New to Uni? – a way for you to think about your career at the start of your undergrad degree

Writing at a desk with lots of pieces of paper.

“What are you going to do when you graduate/grow up?” has to be one of the most annoying questions that someone can ask. There are endless opportunities out there, but you’ve only just started finding out about them. You’ve only just started learning about your self too. And there a new careers being invented all the time.

So instead of thinking directly about that, imagine instead what you want your life to be like in 2033 – ten years from now. In thinking like this, you’ll see that there are quite a few things to consider:

Six ovals, shaped like a flower with words in them

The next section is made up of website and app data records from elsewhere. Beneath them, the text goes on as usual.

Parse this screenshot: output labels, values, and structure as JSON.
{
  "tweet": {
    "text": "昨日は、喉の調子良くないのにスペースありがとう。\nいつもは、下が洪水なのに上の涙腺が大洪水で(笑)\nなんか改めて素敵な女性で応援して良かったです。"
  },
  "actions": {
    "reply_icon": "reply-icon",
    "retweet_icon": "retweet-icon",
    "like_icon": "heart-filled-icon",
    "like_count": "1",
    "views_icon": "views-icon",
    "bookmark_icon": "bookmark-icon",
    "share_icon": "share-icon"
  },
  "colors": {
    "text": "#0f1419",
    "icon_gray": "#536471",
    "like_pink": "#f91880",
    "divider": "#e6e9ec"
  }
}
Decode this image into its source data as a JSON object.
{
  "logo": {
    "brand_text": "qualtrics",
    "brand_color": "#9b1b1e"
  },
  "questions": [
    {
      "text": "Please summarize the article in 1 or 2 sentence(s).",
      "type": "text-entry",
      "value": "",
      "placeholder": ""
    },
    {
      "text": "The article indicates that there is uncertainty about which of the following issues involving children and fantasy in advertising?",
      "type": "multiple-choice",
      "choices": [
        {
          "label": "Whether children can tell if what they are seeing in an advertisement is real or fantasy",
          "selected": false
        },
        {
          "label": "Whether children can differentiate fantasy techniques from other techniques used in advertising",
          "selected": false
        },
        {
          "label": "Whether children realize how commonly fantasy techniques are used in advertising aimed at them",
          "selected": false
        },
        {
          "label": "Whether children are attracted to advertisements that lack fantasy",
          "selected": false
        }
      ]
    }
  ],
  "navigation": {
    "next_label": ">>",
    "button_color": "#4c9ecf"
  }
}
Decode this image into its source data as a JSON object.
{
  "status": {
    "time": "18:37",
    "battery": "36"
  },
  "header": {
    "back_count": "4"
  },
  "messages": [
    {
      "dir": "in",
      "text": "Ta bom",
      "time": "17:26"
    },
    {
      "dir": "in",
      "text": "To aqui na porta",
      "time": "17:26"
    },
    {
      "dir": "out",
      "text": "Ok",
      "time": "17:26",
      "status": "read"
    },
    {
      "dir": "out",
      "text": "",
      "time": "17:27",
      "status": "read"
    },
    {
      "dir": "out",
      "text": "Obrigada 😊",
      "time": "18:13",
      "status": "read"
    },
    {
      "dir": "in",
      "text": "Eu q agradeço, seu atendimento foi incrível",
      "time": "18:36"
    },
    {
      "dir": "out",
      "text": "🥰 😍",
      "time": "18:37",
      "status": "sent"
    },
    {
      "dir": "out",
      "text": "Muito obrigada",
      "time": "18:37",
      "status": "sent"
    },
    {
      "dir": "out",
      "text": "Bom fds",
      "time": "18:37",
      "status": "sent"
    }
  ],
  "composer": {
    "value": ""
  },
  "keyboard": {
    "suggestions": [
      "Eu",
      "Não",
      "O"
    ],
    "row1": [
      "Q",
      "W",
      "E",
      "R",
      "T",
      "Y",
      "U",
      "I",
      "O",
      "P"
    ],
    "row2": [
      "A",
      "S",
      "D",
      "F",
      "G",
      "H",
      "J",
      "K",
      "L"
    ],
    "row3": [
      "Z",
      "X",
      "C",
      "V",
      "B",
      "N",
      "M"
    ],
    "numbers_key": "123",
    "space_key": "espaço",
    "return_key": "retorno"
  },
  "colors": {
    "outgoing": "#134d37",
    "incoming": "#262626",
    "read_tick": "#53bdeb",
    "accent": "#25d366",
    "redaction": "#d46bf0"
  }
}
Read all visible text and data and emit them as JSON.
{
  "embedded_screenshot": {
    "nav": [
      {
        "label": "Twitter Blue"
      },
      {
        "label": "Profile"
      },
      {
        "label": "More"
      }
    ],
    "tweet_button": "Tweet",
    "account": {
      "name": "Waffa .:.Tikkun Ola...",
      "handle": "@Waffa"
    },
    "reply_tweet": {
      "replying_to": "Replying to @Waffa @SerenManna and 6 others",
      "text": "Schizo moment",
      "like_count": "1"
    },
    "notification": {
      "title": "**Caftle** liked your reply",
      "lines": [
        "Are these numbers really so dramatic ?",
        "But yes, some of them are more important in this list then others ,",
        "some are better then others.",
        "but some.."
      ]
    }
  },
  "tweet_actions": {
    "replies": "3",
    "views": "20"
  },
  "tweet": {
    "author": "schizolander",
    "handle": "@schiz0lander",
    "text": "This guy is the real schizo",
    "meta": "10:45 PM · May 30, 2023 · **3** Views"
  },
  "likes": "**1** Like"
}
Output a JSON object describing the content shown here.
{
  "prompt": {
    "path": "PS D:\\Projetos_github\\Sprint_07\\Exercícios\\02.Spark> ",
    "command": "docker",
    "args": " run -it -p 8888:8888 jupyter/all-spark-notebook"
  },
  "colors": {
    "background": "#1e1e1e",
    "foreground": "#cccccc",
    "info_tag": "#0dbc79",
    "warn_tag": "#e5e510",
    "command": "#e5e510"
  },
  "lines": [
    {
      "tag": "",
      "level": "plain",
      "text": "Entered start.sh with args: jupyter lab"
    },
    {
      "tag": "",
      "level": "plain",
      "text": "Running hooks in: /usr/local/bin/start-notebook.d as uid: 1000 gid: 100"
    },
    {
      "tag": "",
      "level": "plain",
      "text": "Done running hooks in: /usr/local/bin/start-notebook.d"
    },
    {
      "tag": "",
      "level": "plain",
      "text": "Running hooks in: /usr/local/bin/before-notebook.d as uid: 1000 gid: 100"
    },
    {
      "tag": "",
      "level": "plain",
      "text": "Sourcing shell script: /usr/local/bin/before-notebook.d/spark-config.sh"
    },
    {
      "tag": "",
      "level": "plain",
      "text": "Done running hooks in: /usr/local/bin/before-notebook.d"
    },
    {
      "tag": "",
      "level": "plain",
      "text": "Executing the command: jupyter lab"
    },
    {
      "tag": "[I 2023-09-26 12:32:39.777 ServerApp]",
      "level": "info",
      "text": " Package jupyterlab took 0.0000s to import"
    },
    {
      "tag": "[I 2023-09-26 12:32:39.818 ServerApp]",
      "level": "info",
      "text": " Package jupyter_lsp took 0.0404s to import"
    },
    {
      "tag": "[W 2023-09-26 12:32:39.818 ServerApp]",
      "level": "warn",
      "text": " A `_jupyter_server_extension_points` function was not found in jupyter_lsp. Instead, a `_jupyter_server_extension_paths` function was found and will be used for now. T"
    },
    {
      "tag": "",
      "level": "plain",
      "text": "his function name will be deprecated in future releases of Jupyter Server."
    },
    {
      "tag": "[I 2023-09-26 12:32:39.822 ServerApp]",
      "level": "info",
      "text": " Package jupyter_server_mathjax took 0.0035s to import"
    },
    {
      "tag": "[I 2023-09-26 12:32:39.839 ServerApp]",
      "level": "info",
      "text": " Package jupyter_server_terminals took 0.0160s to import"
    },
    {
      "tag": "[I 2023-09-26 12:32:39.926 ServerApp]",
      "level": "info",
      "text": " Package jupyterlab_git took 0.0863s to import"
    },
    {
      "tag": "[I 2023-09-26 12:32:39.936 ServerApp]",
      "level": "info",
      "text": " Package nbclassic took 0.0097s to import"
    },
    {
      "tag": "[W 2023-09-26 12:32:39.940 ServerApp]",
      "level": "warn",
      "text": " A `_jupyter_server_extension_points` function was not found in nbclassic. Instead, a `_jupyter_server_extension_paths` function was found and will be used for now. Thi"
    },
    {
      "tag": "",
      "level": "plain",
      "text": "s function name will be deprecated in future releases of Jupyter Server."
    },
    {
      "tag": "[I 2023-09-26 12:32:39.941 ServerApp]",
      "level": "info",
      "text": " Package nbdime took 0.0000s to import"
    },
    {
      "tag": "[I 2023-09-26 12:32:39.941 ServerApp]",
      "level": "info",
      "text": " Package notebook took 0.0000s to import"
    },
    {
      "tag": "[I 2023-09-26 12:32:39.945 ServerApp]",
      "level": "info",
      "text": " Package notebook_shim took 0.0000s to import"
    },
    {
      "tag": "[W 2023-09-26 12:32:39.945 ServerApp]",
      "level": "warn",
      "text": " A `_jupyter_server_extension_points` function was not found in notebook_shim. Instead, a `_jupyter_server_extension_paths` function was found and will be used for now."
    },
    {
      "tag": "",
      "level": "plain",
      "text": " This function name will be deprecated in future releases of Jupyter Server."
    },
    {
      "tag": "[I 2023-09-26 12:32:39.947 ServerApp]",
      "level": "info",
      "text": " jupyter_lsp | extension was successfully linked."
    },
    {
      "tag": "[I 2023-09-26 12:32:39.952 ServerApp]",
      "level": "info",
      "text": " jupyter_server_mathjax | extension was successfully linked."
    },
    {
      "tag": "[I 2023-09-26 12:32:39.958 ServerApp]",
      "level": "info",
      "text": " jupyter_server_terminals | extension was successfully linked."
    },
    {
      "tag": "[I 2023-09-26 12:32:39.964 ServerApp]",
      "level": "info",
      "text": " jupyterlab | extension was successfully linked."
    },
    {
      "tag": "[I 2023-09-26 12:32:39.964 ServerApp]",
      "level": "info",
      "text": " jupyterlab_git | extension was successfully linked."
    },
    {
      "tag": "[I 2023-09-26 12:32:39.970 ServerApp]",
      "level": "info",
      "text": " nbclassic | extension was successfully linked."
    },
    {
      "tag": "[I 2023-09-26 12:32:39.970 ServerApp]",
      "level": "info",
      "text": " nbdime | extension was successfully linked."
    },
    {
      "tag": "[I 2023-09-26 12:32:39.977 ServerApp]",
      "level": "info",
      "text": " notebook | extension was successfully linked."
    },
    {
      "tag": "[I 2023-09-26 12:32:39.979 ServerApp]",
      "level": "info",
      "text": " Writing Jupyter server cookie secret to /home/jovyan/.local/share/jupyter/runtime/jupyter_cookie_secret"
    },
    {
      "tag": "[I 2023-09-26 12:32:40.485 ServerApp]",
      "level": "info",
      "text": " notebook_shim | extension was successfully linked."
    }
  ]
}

  • where in the world will you be? And where will you have been in the last decade?
  • what is your vision of your family and friends? Keeping in regular touch with people you already know, meeting lots of new people, having/growing a family of your own?
  • what kind of lifestyle will you have? Is it all about the work, conspicuous consumption, volunteering, travel, hanging out, sport, art, caring for others?
  • what will you be learning then? Probably not a course like a degree, but life is filled with the need (and desire) to learn something new.
  • what will get you out of bed in the morning, 5 days a week  ie your purpose or motivations. This can be BIG stuff, like making the world a better place, or more personal stuff related to being involved in the activities and tasks that give you satisfaction or bring you joy.

When you think in this way, you’ll have some really good filters (a checklist) you can apply when thinking about how you will earn your living – there’ll still be lots of choice, but it will have narrowed.

You’ll also be free to think of your career in a wider way – it’s not just the profession you are committing to, it’s what will help towards you living a fulfilling and meaningful life.

And there’s no rush to to come to any definitive conclusions, as long as you are being actively curious, gaining experiences and developing number of people that you know, then you are progressing. There’s lots of ways to look for the options – asking your family & friends families about their jobs, attending careers talks, reading and watching content on the internet, connecting with people on LinkedIn going to networking events – and lots more.

So imagine the life you want, then start looking for career options that will help you live it. If you get lots of options & don’t know how to choose, or you’re finding the research hard to get into, or have any other careers or personal development-related questions you can book an appointment with a careers consultant to discuss.